To manipulate or not to manipulate: that was one of the questions a panel of Pinot Noir experts discussed at an event during the 10th anniversary edition of the Cayman Cookout from Jan. 10 – 14.
The Pinot Noir panel wine tasting, one of 60 2018 Cayman Cookout events, was held in the Cayman Islands Ballroom at The Ritz-Carlton, Grand Cayman, on Jan. 13. It featured two of the world’s best sommeliers-turned-winemakers in Larry Stone of Linqua Franca in Oregon and Rajat Parr, who is a partner of three different wineries in California and Oregon. Joining them were Tommy Fogarty of Thomas Fogarty Winery, Ehren Jordan of Failia, and Antoine Collet, a portfolio manager for wine distributor Kobrand, which represents Maison Louis Jadot.
Food & Wine Magazine Executive Wine Editor Ray Isle served as the moderator for the panel. The tasting featured several distinct regional expressions of Pinot Noir: two from the Eola-Amity Hills in the Willamette Valley of Oregon, one wine each from the Santa Cruz Mountains, the Sonoma Coast and the Santa Rita Hills of California, as well as a Pommard from the Cote de Beaune region of Burgundy, France.
While the guests tasted their wines over the course of an hour, the panelists discussed their opinions on one of the world’s greatest red-wine grapes. Fogarty spoke about how most winemakers try not to manipulate Pinot Noir during the production process.
“With Pinot Noir, there’s a really deliberate attempt to put as little of a winemaker’s fingerprint on the wine as possible,” he said, expressing a notion on which the others on the panel generally agreed.
“I don’t really manipulate,” Jordan said. “I’m a big believer that 80 per cent of a wine’s quality is ultimately decided on the day you pick the grapes.”
However, manipulating grapes and following winemaking traditions are two distinct things in Jordan’s mind. While the other winemakers would opt to ferment in large oak casks, probably using at least some whole clusters — a traditional Burgundian approach to making Pinot Noir — Jordan said he has fermented Pinot Noir in a variety of mediums including oak, concrete, terracotta and stainless steel.
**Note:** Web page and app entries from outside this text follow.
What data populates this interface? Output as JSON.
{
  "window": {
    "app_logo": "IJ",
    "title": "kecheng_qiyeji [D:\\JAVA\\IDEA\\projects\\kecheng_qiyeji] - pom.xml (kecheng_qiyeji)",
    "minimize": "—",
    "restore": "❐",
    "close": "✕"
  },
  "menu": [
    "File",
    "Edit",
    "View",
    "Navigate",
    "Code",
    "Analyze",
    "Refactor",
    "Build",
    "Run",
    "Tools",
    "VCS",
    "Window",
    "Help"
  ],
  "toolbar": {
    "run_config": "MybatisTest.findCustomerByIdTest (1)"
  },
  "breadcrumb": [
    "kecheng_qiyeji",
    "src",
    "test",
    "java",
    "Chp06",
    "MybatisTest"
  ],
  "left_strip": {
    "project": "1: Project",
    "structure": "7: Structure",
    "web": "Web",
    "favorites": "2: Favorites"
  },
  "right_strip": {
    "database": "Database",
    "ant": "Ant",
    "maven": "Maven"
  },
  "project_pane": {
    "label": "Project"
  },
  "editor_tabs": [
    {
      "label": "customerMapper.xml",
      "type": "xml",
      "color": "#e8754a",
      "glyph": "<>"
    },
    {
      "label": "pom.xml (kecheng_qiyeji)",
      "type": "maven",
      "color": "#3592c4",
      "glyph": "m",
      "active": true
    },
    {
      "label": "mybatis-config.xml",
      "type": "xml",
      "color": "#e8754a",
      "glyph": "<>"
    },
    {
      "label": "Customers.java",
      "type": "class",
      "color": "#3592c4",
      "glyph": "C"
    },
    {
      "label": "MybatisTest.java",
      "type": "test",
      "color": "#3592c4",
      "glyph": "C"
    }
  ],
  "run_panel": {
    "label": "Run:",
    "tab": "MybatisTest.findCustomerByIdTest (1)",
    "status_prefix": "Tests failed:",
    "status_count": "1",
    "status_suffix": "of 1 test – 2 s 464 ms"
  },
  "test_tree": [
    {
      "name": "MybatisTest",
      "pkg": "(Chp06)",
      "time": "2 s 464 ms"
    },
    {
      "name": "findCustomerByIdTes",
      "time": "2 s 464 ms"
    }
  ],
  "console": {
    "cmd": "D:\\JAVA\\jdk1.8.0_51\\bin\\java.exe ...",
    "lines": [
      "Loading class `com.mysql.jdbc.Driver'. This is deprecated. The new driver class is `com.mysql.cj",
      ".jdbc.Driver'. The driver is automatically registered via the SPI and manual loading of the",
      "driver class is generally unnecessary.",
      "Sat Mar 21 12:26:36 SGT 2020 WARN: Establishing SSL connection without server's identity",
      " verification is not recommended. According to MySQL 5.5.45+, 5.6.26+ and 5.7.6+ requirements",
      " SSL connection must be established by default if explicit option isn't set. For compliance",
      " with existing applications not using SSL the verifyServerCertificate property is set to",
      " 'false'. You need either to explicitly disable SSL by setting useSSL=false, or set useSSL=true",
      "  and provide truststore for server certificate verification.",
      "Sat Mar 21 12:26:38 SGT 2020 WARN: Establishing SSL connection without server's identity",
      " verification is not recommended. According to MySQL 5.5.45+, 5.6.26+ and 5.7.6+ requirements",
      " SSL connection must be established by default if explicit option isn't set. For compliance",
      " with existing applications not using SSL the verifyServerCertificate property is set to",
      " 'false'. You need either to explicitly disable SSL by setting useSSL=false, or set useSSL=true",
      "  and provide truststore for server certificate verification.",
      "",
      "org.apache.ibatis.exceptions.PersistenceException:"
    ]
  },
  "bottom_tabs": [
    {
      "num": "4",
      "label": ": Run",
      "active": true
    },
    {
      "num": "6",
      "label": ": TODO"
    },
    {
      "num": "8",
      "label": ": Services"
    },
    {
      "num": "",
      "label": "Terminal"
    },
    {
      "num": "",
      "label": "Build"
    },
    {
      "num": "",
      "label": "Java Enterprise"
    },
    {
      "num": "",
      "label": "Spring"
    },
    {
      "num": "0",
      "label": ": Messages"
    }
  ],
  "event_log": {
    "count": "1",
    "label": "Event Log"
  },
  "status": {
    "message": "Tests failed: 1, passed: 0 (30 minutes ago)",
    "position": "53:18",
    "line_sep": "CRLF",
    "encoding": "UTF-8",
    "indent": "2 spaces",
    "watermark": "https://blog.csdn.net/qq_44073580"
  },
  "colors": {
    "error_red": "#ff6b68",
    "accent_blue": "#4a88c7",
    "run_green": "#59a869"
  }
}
Rather than focusing on sourcing grapes from single vineyards, a general hallmark for most of the world’s great Pinot Noirs, Jordan blends grapes from multiple vineyards.
“I’m constantly experimenting,” he said, noting that he has been in the winemaking business for “only” 30 years, so he isn’t tied to deep tradition like Burgundy winemakers.
Jordan said that a winemaker could ruin a Pinot Noir wine, even if the grapes were great, if he or she made mistakes after harvest. However, he said that sometimes decisions are made because of winemaking exigencies, a point on which Fogerty agreed.
“Way more decisions are made on practicality and what is happening right now than the marketing people will have us believe,” Fogerty said.
Depending largely on where the grapes are grown, Pinot Noir wines can have different characteristics.
“I think Pinot Noir has two sides,” Parr said, adding that one expression is driven by red fruits and the other by black fruits. After the Pommard was tasted, the panel agreed that it clearly stood out from the rest of the wines.
“It’s not as fruit driven,” said Collet, “It’s more earthy and leathery.” Parr noted flavours of chocolate, coffee and black fruit in the French Burgundy.
“It’s one of the most masculine wines of the Cote de Beaune,” he said. Parr also spoke about differences between Pinot Noir produced in Oregon compared to that produced in California.
“It’s not a matter of better,” he said. “They’re just different.”
Jordan said it came down to personal taste.
“I’m from Pittsburgh, so I don’t have a stake in the Oregon versus California fight,” he said. “I just like good wine.”
Jordan said that a question he often asks people when they try to determine if a wine is good or not is simply: “Do you like it?”